This case highlights the impact the 2021 Supreme Court ruling has had on exclusivity periods for all drugs issued patents since then. So long as INPI continues to experience heavy delays in its patent evaluations, drugs will lose invaluable years of market exclusivity, which could significantly impact revenue-earning potential in Latin America’s largest market.
For Novo Nordisk specifically, this ruling is yet another blow darkening what is otherwise an unparalleled success—being the first to successfully reach the market with a GLP-1 receptor agonist treating obesity. According to investment bank Jefferies, this new drug class could grow the obesity market to $150bn globally by 2031, only rivalled by oncology’s approximately $190 billion market value as of 2022. In Brazil alone, GlobalData’s epidemiology database put the obese population at 26.8% of inhabitants over 20 years old, equivalent to approximately 41 million people. The Danish giant has struggled to fully capitalize on this opportunity, apparently wrongfooted by the sheer scale of demand for semaglutide that has led to global shortages. The firm is reportedly investing heavily in its manufacturing capacity to rectify the issue.

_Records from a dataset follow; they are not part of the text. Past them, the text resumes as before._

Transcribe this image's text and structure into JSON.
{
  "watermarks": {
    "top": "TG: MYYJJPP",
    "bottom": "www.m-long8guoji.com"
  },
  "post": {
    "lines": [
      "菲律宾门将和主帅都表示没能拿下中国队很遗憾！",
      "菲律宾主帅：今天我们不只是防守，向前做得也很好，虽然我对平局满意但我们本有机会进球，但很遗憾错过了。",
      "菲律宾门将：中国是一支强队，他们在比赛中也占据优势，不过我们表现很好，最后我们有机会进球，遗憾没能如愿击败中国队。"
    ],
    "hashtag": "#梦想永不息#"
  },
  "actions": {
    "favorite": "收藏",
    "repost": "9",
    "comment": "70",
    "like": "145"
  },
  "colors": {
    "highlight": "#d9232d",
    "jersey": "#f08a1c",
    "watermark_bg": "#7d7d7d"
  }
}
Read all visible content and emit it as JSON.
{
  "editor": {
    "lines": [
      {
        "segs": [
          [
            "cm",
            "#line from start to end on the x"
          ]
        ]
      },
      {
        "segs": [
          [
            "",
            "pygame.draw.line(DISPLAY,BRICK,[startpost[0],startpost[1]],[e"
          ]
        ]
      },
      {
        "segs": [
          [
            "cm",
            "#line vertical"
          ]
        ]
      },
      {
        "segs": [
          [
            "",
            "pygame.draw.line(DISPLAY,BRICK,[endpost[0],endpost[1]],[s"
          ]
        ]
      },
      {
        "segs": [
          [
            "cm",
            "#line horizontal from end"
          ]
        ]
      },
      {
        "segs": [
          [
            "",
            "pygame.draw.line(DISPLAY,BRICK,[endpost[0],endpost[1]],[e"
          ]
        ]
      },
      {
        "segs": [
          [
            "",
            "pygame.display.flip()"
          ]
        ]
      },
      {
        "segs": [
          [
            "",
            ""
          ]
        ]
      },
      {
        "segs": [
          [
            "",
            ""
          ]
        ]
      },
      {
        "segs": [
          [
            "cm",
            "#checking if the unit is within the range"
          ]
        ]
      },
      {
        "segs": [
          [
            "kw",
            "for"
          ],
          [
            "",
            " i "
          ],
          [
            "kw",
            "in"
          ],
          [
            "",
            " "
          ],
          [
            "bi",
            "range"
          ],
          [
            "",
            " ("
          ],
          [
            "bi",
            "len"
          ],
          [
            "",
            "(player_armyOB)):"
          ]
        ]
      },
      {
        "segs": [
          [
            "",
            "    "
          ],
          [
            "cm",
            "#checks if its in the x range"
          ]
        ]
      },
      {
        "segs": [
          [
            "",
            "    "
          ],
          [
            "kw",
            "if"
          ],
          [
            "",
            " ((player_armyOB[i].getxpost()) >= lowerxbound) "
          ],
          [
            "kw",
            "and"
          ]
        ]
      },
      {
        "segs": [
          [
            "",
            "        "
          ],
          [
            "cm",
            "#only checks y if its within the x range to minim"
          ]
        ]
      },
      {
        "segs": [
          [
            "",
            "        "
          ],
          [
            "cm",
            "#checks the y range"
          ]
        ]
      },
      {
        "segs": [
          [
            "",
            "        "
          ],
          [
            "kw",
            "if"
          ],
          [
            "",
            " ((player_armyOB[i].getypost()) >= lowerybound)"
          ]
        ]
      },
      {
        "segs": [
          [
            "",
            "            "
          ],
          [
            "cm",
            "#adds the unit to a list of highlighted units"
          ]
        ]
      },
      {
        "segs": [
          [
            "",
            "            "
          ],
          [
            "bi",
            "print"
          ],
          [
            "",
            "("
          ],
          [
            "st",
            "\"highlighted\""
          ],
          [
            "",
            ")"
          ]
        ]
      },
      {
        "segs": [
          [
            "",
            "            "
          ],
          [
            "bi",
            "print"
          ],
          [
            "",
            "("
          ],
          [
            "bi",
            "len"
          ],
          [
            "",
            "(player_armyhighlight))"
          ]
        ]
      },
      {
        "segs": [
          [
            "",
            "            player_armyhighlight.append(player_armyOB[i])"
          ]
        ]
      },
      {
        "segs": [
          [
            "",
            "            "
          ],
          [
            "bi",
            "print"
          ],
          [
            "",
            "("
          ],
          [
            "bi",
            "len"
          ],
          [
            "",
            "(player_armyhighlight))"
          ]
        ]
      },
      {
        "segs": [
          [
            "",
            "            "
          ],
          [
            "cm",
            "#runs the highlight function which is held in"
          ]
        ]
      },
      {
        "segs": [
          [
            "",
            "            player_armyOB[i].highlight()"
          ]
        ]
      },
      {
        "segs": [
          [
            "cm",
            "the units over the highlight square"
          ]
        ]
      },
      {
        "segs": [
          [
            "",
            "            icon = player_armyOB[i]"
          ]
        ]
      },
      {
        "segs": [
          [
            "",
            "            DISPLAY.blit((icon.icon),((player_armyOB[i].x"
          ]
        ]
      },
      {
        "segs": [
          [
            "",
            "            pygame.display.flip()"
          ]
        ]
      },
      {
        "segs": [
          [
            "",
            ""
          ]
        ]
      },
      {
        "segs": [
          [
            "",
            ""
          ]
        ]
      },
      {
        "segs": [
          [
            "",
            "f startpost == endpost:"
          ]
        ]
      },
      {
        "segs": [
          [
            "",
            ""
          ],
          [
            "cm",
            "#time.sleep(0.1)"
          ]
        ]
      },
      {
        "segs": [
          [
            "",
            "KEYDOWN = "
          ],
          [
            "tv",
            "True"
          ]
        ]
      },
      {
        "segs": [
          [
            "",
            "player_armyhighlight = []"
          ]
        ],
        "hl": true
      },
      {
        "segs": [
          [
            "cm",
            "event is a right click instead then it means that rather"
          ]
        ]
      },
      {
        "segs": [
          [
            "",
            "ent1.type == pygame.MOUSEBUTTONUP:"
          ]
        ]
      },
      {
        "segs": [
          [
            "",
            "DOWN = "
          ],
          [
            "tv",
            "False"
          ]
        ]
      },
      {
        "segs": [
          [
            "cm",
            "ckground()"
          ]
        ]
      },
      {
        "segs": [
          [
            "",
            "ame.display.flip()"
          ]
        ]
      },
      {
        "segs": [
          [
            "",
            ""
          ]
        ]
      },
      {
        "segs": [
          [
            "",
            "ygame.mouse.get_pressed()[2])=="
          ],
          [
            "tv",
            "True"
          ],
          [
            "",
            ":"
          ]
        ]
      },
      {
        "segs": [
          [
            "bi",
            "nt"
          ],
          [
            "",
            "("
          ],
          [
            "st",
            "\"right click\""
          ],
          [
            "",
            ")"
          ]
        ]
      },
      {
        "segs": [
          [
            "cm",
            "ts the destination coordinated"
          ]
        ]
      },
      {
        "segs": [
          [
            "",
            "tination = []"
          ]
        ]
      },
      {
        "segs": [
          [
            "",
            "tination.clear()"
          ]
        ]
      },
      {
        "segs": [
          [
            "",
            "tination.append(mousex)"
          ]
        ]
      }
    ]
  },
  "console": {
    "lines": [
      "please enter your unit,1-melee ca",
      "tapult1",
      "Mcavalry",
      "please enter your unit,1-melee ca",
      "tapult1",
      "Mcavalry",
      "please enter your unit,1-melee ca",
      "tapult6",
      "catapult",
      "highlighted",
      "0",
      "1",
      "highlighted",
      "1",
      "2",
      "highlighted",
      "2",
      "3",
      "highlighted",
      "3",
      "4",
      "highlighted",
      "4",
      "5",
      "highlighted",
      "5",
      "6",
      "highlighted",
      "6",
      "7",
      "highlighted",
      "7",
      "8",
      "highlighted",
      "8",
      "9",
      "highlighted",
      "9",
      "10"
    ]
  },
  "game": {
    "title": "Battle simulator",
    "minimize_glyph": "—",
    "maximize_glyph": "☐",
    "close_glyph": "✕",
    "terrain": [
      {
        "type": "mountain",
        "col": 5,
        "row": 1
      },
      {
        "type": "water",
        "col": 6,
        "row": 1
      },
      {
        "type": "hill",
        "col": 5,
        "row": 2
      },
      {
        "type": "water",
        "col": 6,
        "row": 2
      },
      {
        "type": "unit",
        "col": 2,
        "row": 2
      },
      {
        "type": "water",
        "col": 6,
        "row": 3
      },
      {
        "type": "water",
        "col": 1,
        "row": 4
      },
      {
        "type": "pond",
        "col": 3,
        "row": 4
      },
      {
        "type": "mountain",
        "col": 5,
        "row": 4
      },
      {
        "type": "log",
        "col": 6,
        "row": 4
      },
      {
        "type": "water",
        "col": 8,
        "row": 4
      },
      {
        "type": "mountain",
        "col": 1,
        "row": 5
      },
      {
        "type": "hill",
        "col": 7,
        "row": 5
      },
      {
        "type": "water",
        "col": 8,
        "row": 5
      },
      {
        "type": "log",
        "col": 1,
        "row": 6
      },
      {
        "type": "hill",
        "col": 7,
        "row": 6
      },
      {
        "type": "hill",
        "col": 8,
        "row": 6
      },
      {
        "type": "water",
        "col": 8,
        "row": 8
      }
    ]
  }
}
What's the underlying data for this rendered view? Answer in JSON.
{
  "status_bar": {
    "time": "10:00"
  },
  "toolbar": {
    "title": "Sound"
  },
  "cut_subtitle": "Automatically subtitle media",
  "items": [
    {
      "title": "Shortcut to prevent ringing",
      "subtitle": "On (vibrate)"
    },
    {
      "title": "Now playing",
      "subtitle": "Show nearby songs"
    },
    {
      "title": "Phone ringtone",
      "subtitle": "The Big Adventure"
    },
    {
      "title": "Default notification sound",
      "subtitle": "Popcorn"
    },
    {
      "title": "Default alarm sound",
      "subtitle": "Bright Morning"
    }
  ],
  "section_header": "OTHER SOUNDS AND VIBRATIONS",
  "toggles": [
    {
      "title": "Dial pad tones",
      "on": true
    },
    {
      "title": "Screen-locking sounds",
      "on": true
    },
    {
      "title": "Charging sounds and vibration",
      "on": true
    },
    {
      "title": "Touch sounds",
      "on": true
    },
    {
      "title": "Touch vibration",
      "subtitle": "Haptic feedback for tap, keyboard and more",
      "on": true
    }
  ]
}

The clock is ticking, however. On April 26, Eli Lilly, Novo Nordisk’s clearest rival in this multi-billion-dollar market, revealed overwhelmingly positive data for its own GLP-1 drug Mounjaro (tirzepatide) from the Phase III SURMOUNT-2 trial examining the drug’s effectiveness in helping obese or overweight diabetic patients lose weight. The average patient lost 15.7% of body weight over the course of the trial, surpassing the 9.6% result Wegovy achieved in the similar Phase III STEP 2 trial. In case the rivalry was not clear enough, on April 21 Lilly quietly registered a Phase IIIb comparative trial pitting Mounjaro directly against Wegovy for weight loss in obese or overweight patients with weight-related comorbidities. Lilly now expects a green light from the FDA in 2023 and has been ramping up manufacturing capacity in anticipation of launch—having had the benefit of learning from Novo Nordisk’s experience.
Back in Brazil, however, the denial of semaglutide patent extensions is a loss for Lilly, too. Superior efficacy may be insufficient to tempt physicians and patients away from Wegovy and towards Mounjaro if cheaper semaglutide generic alternatives are hitting the market.